Stick-to-it-ive-ness—Okay, yes—I’m talking about perseverance, or the ability to continue doing something in spite of the difficulty or duration required. But we writers go a bit beyond mere perseverance. We learn how to finish stuff. Writing a novel (or a nonfiction manuscript) requires us to persevere again and again, through a series of finish lines. All in the pursuit of one project.
Finish a draft. Revise it. Revise it again. Review feedback. Revise it again. Start another and repeat—sometimes switching between two or more major projects as we proceed (not me, mind you, but I know writers who do this, and I admire the hell out of them for it). That’s not just continuing to do something in spite of the difficulty and duration required. Heck, by that definition, daily flossing is persevering. So I’m calling this gift stick-to-it-ive-ness. You can call it whatever you like, as long as you keep going until “The End.”
Fortitude—I think the perseverance required of writers is a generally accepted principle. But there’s something that comes along with persevering, and to me it provides a slightly different gift. There’s a certain sort of resolve and acceptance that builds as one endures. There’s a sort of grit and gumption that comes of putting yourself out there time and again. The word fortitude conveys courage in the face of hardship. I know a lot of brave writers, don’t you? And if I’ve gained any sort of courage as a result of my writing, it’s of the type that fortitude implies—resigned to the uncertainty, accepting of the adversity, and resolved to continue.
The fortitude we gain reveals that our fear is less-than, that the results are secondary, and that our ongoing endeavor is at once both the way forward and the ultimate reward.
Certitude—I’m not certain (heh) how this one will play, mostly because I’ve only acquired it relatively recently.

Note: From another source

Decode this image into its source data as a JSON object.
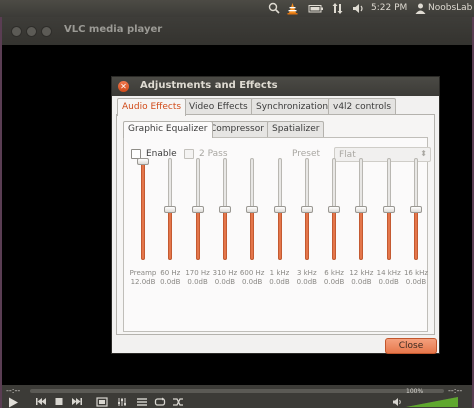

I’m not talking about confidence, exactly. To some of you, what I’m calling my growing certitude might seem a bit woo-woo. But here it is in a nutshell: I feel as though I’ve found my calling.
As I mentioned, I’ve had other occupations; a couple of my past jobs could rightfully be called careers. Or at least career paths. But writing is so much more than a job. Or a career. It’s a way of life. It’s about more than economics (thank goodness!). It’s about seeking who I am, and what it means to be human, and what contribution I might make to humanity. It’s about striving beyond the day-to-day, seeking to see beyond the veil, and passing along whatever inspiration and illumination I find.
As I continue on my writing journey, I feel an increasing certitude that I’m doing what I’m meant to do. And I suspect I’m not alone in feeling this way.
The Gift That Keeps On Giving
I feel like I say this a lot, but I don’t think I can say it too often: I know I’m a lucky guy. Most every day I get to do what I love. And in the place that I consider my soul’s home, and with the companionship and full support of my soul mate.
It’s funny, but I still get the occasional sad-eyed smile from acquaintances. You know the one—that sympathetic look when someone asks about your pub status or book sales. Our heightened empathy informs us of how difficult it would be to explain the trove of gifts our chosen occupation bestows.
So regardless of our pub status or sales, regardless of whether we made our word count goals or all of our deadlines this year, let’s remember the gifts we are receiving simply by way of doing what we love.
Let’s keep the list going in the comments. What gifts has the writing life given to you?
Wishing you all the happiest of holiday seasons, and many bright blessings in the new year. Thank you for reading my essay(s). See you in 2019!
*The picture is from last year. We had snow but alas, it’s gone. And our dreams for a white Christmas this year are melting.